These questions need to be answered if only to help the organisations who help house people be informed.

But let’s get a bit real now.

There are people camped on Parliament Lawns. Some are homeless. Some are supporters. There are no families camped there. Those people are still at the Hobart Showgrounds or spare rooms or tents in backyards or cars in dark streets. It’s not a place for children. But it is safe. It is public and there are lights and security cameras There are public toilets and access to water. There is a communal kitchen area. There is public support. But it’s public and it’s embarrassing for our government.

The campers will be most likely be ordered to move on sometime on Friday morning. Before Salamanca Markets. It’s not a good look for tourists to see a homeless camp. I feel sorry for the Police who will have to enforce it.

Some may choose to move and some may choose to be arrested.

If you are arrested and have no residential address then you can’t get bail. That means those people who have no residential address who resist arrest will be held in remand. ‘Held in remand’ sounds almost gentle. Well it’s not.

Why should homelessness mean you can end up in prison if you dare to protest about it!
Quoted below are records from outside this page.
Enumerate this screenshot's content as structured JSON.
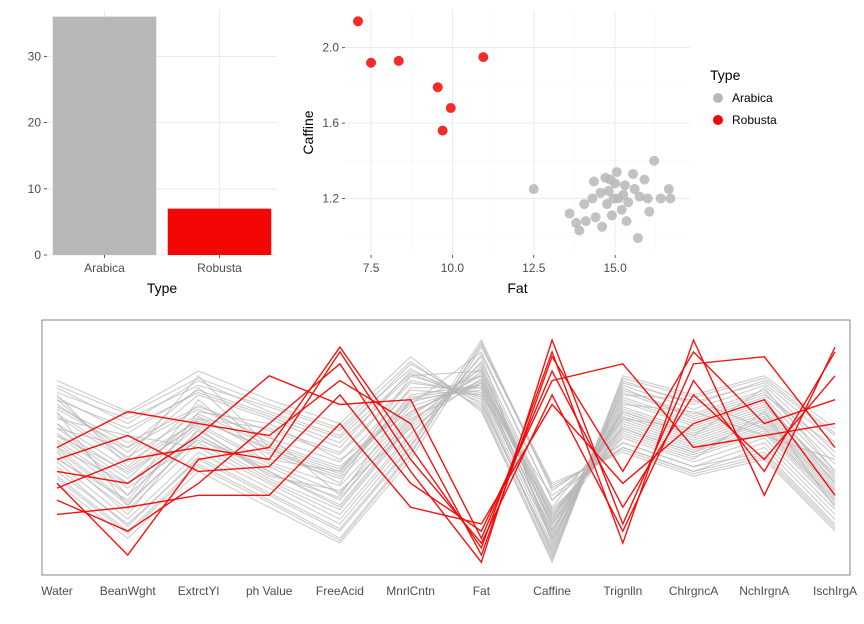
{
  "legend_title": "Type",
  "colors": {
    "Arabica": "#b7b7b7",
    "Robusta": "#f30603"
  },
  "chart_data": [
    {
      "id": "bar",
      "type": "bar",
      "xlabel": "Type",
      "ylabel": "",
      "categories": [
        "Arabica",
        "Robusta"
      ],
      "values": [
        36,
        7
      ],
      "series_colors": [
        "Arabica",
        "Robusta"
      ],
      "ylim": [
        0,
        37
      ],
      "y_ticks": [
        0,
        10,
        20,
        30
      ]
    },
    {
      "id": "scatter",
      "type": "scatter",
      "xlabel": "Fat",
      "ylabel": "Caffine",
      "xlim": [
        6.7,
        17.3
      ],
      "ylim": [
        0.9,
        2.2
      ],
      "x_ticks": [
        7.5,
        10.0,
        12.5,
        15.0
      ],
      "y_ticks": [
        1.2,
        1.6,
        2.0
      ],
      "series": [
        {
          "name": "Robusta",
          "points": [
            [
              7.1,
              2.14
            ],
            [
              7.5,
              1.92
            ],
            [
              8.35,
              1.93
            ],
            [
              9.55,
              1.79
            ],
            [
              9.7,
              1.56
            ],
            [
              9.95,
              1.68
            ],
            [
              10.95,
              1.95
            ]
          ]
        },
        {
          "name": "Arabica",
          "points": [
            [
              12.5,
              1.25
            ],
            [
              13.6,
              1.12
            ],
            [
              13.8,
              1.07
            ],
            [
              13.9,
              1.03
            ],
            [
              14.05,
              1.17
            ],
            [
              14.1,
              1.08
            ],
            [
              14.3,
              1.2
            ],
            [
              14.35,
              1.29
            ],
            [
              14.4,
              1.1
            ],
            [
              14.55,
              1.23
            ],
            [
              14.6,
              1.05
            ],
            [
              14.7,
              1.31
            ],
            [
              14.75,
              1.17
            ],
            [
              14.8,
              1.24
            ],
            [
              14.85,
              1.3
            ],
            [
              14.9,
              1.11
            ],
            [
              14.95,
              1.2
            ],
            [
              15.0,
              1.28
            ],
            [
              15.05,
              1.34
            ],
            [
              15.1,
              1.2
            ],
            [
              15.2,
              1.14
            ],
            [
              15.25,
              1.22
            ],
            [
              15.3,
              1.27
            ],
            [
              15.35,
              1.08
            ],
            [
              15.4,
              1.18
            ],
            [
              15.55,
              1.33
            ],
            [
              15.6,
              1.25
            ],
            [
              15.7,
              0.99
            ],
            [
              15.75,
              1.21
            ],
            [
              15.9,
              1.3
            ],
            [
              16.0,
              1.2
            ],
            [
              16.05,
              1.13
            ],
            [
              16.2,
              1.4
            ],
            [
              16.4,
              1.2
            ],
            [
              16.65,
              1.25
            ],
            [
              16.7,
              1.2
            ]
          ]
        }
      ]
    },
    {
      "id": "parallel",
      "type": "line",
      "xlabel": "",
      "ylabel": "",
      "ylim": [
        0,
        1
      ],
      "axes": [
        "Water",
        "BeanWght",
        "ExtrctYl",
        "ph Value",
        "FreeAcid",
        "MnrlCntn",
        "Fat",
        "Caffine",
        "Trignlln",
        "ChlrgncA",
        "NchIrgnA",
        "IschIrgA"
      ],
      "series": [
        {
          "name": "Arabica",
          "lines": [
            [
              0.7,
              0.45,
              0.8,
              0.5,
              0.35,
              0.8,
              0.82,
              0.2,
              0.65,
              0.55,
              0.75,
              0.4
            ],
            [
              0.6,
              0.3,
              0.7,
              0.45,
              0.4,
              0.75,
              0.75,
              0.15,
              0.7,
              0.6,
              0.7,
              0.35
            ],
            [
              0.55,
              0.4,
              0.6,
              0.55,
              0.3,
              0.7,
              0.8,
              0.18,
              0.6,
              0.5,
              0.6,
              0.3
            ],
            [
              0.65,
              0.25,
              0.65,
              0.6,
              0.45,
              0.65,
              0.78,
              0.22,
              0.55,
              0.45,
              0.65,
              0.25
            ],
            [
              0.5,
              0.35,
              0.55,
              0.4,
              0.25,
              0.6,
              0.85,
              0.12,
              0.68,
              0.65,
              0.55,
              0.45
            ],
            [
              0.58,
              0.5,
              0.75,
              0.48,
              0.38,
              0.72,
              0.76,
              0.25,
              0.62,
              0.58,
              0.68,
              0.38
            ],
            [
              0.72,
              0.42,
              0.68,
              0.52,
              0.42,
              0.68,
              0.9,
              0.28,
              0.58,
              0.48,
              0.62,
              0.32
            ],
            [
              0.62,
              0.55,
              0.5,
              0.35,
              0.2,
              0.55,
              0.88,
              0.1,
              0.72,
              0.7,
              0.58,
              0.28
            ],
            [
              0.45,
              0.28,
              0.62,
              0.58,
              0.48,
              0.78,
              0.72,
              0.3,
              0.5,
              0.4,
              0.5,
              0.2
            ],
            [
              0.68,
              0.48,
              0.72,
              0.62,
              0.5,
              0.82,
              0.7,
              0.05,
              0.75,
              0.62,
              0.72,
              0.5
            ],
            [
              0.4,
              0.18,
              0.45,
              0.3,
              0.15,
              0.5,
              0.95,
              0.32,
              0.52,
              0.42,
              0.48,
              0.18
            ],
            [
              0.75,
              0.6,
              0.78,
              0.65,
              0.55,
              0.85,
              0.68,
              0.08,
              0.78,
              0.68,
              0.78,
              0.55
            ],
            [
              0.53,
              0.33,
              0.53,
              0.42,
              0.28,
              0.63,
              0.83,
              0.17,
              0.63,
              0.53,
              0.63,
              0.33
            ],
            [
              0.48,
              0.22,
              0.58,
              0.38,
              0.32,
              0.58,
              0.79,
              0.21,
              0.57,
              0.47,
              0.57,
              0.27
            ],
            [
              0.67,
              0.52,
              0.67,
              0.57,
              0.47,
              0.77,
              0.73,
              0.13,
              0.73,
              0.63,
              0.73,
              0.43
            ],
            [
              0.35,
              0.12,
              0.4,
              0.25,
              0.1,
              0.45,
              0.92,
              0.35,
              0.48,
              0.38,
              0.45,
              0.15
            ],
            [
              0.78,
              0.65,
              0.82,
              0.7,
              0.6,
              0.88,
              0.65,
              0.03,
              0.8,
              0.72,
              0.8,
              0.58
            ],
            [
              0.56,
              0.37,
              0.63,
              0.47,
              0.37,
              0.67,
              0.77,
              0.19,
              0.61,
              0.51,
              0.61,
              0.31
            ],
            [
              0.44,
              0.2,
              0.48,
              0.33,
              0.18,
              0.53,
              0.86,
              0.24,
              0.54,
              0.44,
              0.54,
              0.24
            ],
            [
              0.7,
              0.58,
              0.73,
              0.63,
              0.52,
              0.8,
              0.71,
              0.06,
              0.76,
              0.66,
              0.76,
              0.48
            ],
            [
              0.52,
              0.3,
              0.57,
              0.4,
              0.26,
              0.61,
              0.81,
              0.16,
              0.59,
              0.49,
              0.59,
              0.29
            ],
            [
              0.46,
              0.24,
              0.52,
              0.36,
              0.22,
              0.56,
              0.84,
              0.23,
              0.56,
              0.46,
              0.56,
              0.26
            ],
            [
              0.63,
              0.44,
              0.61,
              0.5,
              0.4,
              0.7,
              0.74,
              0.11,
              0.69,
              0.59,
              0.69,
              0.37
            ],
            [
              0.38,
              0.15,
              0.43,
              0.28,
              0.12,
              0.48,
              0.93,
              0.33,
              0.5,
              0.4,
              0.47,
              0.17
            ],
            [
              0.73,
              0.62,
              0.76,
              0.67,
              0.57,
              0.83,
              0.67,
              0.04,
              0.77,
              0.69,
              0.77,
              0.52
            ],
            [
              0.58,
              0.39,
              0.6,
              0.44,
              0.34,
              0.65,
              0.78,
              0.18,
              0.64,
              0.54,
              0.64,
              0.34
            ],
            [
              0.5,
              0.27,
              0.54,
              0.37,
              0.24,
              0.59,
              0.82,
              0.22,
              0.58,
              0.48,
              0.58,
              0.28
            ],
            [
              0.66,
              0.5,
              0.66,
              0.54,
              0.44,
              0.74,
              0.72,
              0.09,
              0.71,
              0.61,
              0.71,
              0.4
            ],
            [
              0.42,
              0.17,
              0.46,
              0.31,
              0.16,
              0.51,
              0.89,
              0.28,
              0.52,
              0.42,
              0.52,
              0.22
            ],
            [
              0.76,
              0.64,
              0.79,
              0.68,
              0.58,
              0.86,
              0.66,
              0.02,
              0.79,
              0.71,
              0.79,
              0.56
            ],
            [
              0.55,
              0.35,
              0.59,
              0.43,
              0.31,
              0.64,
              0.8,
              0.2,
              0.62,
              0.52,
              0.62,
              0.32
            ],
            [
              0.49,
              0.26,
              0.55,
              0.39,
              0.29,
              0.62,
              0.77,
              0.14,
              0.66,
              0.56,
              0.66,
              0.36
            ],
            [
              0.64,
              0.46,
              0.64,
              0.51,
              0.41,
              0.71,
              0.75,
              0.12,
              0.67,
              0.57,
              0.67,
              0.39
            ],
            [
              0.37,
              0.14,
              0.42,
              0.27,
              0.11,
              0.47,
              0.94,
              0.34,
              0.49,
              0.39,
              0.46,
              0.16
            ],
            [
              0.71,
              0.56,
              0.74,
              0.64,
              0.54,
              0.81,
              0.69,
              0.07,
              0.74,
              0.64,
              0.74,
              0.46
            ],
            [
              0.6,
              0.41,
              0.62,
              0.49,
              0.39,
              0.69,
              0.76,
              0.15,
              0.65,
              0.55,
              0.65,
              0.35
            ]
          ]
        },
        {
          "name": "Robusta",
          "lines": [
            [
              0.35,
              0.05,
              0.45,
              0.5,
              0.92,
              0.5,
              0.08,
              0.9,
              0.1,
              0.95,
              0.3,
              0.92
            ],
            [
              0.45,
              0.55,
              0.4,
              0.42,
              0.72,
              0.35,
              0.15,
              0.78,
              0.85,
              0.5,
              0.55,
              0.6
            ],
            [
              0.28,
              0.15,
              0.35,
              0.6,
              0.85,
              0.4,
              0.02,
              0.95,
              0.18,
              0.85,
              0.88,
              0.5
            ],
            [
              0.4,
              0.35,
              0.55,
              0.8,
              0.68,
              0.7,
              0.12,
              0.82,
              0.25,
              0.72,
              0.45,
              0.8
            ],
            [
              0.22,
              0.25,
              0.3,
              0.3,
              0.6,
              0.25,
              0.18,
              0.68,
              0.35,
              0.6,
              0.7,
              0.3
            ],
            [
              0.5,
              0.65,
              0.6,
              0.55,
              0.78,
              0.6,
              0.05,
              0.88,
              0.4,
              0.9,
              0.6,
              0.7
            ],
            [
              0.33,
              0.45,
              0.5,
              0.45,
              0.9,
              0.45,
              0.1,
              0.72,
              0.15,
              0.78,
              0.4,
              0.9
            ]
          ]
        }
      ]
    }
  ]
}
*Carol Rea Why do I have any credibility to comment – why do any of us? I care about ‘community’ and how the future of that is intangible but crucial and special part of life in Tassie will look like for all of us. I worked in mental health in Tasmania for 20 years and understand how hard it is to be on the fringes. Homelessness in Tasmania. We can fix it.

Rhiannon Shine, ABC: Homeless campers evicted from Hobart Parliament House lawns